THETFORD, Vt. (AP) — Two Vermont lawmakers from districts near the New Hampshire border are asking Vermont officials for some flexibility after new virus rules restrict non-essential travel between the two states.
In a Tuesday email, Vermont State Rep. Jim Masland, a Democrat from Thetford, highlighted how intertwined the communities are in the two states in the upper Connecticut River valley.
Masland told the Valley News that both he and fellow state Rep. Tim Briglin have heard from constituents concerned about their children’s ability to participate in a ski program in New Hampshire, even when those same children attend the same schools. There are also soccer programs involving young people from both states.
On Tuesday, Vermont updated its travel map and noted the levels of the virus infection in in the New Hampshire counties were too high to allow non-essential travel unless people quarantine for two weeks upon arrival in Vermont.
Vermont’s rules do allow essential travel for things like school, medical care or grocery shopping.
Michael Pieciak, the commissioner of the Vermont Department of Financial Regulation, who oversees the travel map, acknowledged it can have unintended consequences and they are seeking a remedy.
STUDENTS DONATE MASKS

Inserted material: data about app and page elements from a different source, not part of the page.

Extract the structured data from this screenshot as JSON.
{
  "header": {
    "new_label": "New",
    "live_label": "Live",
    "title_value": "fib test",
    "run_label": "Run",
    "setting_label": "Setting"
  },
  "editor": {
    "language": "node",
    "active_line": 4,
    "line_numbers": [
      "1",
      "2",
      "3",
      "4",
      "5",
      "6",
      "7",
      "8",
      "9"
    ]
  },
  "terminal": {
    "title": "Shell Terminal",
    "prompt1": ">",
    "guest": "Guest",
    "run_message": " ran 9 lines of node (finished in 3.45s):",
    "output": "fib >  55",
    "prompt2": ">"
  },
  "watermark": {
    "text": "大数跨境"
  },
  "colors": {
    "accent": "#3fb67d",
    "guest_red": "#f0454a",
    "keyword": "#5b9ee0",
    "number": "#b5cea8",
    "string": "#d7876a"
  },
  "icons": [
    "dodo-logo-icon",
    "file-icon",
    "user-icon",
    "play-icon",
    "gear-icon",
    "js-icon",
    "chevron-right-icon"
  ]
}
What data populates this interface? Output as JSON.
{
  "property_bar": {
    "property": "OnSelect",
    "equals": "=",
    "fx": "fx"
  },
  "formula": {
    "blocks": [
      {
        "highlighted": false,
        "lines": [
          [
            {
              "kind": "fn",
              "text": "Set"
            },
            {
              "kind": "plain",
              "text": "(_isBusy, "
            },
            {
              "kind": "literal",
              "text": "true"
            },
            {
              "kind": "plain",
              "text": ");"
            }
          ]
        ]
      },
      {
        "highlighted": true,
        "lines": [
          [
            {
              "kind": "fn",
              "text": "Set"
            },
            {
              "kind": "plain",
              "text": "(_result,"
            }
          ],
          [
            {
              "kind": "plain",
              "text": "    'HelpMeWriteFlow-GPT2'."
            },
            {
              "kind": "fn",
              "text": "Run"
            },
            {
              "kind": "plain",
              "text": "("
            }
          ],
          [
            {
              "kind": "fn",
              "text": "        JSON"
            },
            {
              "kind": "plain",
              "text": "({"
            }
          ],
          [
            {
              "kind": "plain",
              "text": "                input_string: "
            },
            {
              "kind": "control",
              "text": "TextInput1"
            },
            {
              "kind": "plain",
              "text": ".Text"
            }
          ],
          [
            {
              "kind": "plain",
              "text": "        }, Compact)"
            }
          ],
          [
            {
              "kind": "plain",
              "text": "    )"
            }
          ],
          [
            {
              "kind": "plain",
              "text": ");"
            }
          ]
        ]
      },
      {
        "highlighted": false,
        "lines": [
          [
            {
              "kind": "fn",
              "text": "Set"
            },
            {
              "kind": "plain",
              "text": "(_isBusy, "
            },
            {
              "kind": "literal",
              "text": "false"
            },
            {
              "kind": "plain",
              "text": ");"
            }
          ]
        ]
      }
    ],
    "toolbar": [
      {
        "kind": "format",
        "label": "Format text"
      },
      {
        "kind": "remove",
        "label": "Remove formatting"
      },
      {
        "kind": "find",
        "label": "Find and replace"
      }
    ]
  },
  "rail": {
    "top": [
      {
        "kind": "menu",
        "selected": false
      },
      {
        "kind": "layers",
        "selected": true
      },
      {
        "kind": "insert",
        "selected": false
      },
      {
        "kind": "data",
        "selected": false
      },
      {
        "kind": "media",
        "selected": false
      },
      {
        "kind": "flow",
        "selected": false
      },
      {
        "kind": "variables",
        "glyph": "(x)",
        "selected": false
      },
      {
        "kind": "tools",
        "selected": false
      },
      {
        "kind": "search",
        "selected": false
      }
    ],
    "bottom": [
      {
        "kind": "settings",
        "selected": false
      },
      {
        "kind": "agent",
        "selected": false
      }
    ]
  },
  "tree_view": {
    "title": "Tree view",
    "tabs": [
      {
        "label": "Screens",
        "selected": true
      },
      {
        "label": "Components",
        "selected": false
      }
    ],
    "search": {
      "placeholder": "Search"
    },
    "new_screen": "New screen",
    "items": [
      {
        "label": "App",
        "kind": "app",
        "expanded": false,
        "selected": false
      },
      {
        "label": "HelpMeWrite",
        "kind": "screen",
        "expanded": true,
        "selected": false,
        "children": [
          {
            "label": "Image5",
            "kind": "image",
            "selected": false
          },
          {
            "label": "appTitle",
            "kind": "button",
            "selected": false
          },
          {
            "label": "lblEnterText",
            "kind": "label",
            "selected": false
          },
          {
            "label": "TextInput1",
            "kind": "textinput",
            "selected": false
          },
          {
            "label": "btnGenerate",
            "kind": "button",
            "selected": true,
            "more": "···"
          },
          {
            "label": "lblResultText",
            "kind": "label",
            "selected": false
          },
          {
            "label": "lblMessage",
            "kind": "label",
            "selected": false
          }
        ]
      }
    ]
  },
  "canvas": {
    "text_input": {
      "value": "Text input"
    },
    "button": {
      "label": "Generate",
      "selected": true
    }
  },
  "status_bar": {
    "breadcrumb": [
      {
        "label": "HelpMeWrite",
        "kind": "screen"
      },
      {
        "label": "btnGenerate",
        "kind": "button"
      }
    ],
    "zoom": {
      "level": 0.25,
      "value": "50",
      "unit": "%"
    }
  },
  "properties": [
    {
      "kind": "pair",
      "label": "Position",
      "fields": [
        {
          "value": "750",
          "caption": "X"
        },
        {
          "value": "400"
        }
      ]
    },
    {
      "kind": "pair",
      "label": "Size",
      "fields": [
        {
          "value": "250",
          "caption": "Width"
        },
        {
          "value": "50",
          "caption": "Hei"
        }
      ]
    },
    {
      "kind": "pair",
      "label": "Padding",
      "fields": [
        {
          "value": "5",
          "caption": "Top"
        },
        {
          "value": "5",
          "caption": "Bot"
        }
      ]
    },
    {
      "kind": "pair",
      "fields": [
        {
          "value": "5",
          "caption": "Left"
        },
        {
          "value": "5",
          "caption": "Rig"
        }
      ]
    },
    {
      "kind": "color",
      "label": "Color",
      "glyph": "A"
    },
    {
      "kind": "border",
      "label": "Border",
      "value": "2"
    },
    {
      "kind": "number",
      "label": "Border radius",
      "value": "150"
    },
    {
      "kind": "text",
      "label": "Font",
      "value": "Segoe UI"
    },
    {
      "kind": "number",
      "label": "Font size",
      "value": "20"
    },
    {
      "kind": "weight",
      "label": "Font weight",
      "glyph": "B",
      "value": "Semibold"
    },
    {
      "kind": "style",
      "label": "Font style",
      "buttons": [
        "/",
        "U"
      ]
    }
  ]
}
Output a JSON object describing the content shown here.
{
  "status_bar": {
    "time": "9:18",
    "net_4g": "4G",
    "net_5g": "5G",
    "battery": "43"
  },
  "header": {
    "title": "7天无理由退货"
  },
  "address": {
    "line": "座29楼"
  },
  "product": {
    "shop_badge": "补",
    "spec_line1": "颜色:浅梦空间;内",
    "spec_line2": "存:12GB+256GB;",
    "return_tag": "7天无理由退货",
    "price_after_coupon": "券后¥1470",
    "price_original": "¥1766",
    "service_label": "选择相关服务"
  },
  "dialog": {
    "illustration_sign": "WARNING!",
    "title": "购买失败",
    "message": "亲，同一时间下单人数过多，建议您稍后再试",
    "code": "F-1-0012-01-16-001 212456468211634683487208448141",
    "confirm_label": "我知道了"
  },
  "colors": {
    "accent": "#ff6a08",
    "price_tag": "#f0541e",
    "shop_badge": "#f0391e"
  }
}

Two middle school students have given dozens of handmade face masks to police officers and firefighters in South Burlington.
Reese Gordon and Sierra Rainey donated 50 tie-dye masks to highlight the importance of fighting COVID-19, mynbc5.com reported.
“Everyone’s kind of different, so maybe (they can wear) a different mask to match whoever they are,” said Rainey.
South Burlington Fire Chief Terry Francis told the news station that his team goes through a lot of masks and having tie-dye patterns makes them more personal.
“It’s something special to see kids being concerned about public safety officials and wanting to give back and give back in such a colorful way,” he said.
The pair now have plans to sell their tie dye masks to raise money for their upcoming soccer club trip to Holland in the spring of 2022.
Vermont reported 16 new cases of the coronavirus on Thursday for a statewide total to date of 2,141. Six people were hospitalized with COVID-19, the illness caused by the virus, and two were in intensive care, according to the Vermont Department of Health. Of the new cases, five were in Windsor County, four in Chittenden County, two each in Addison and Windham counties, and single cases in Orange, Rutland and Washington counties.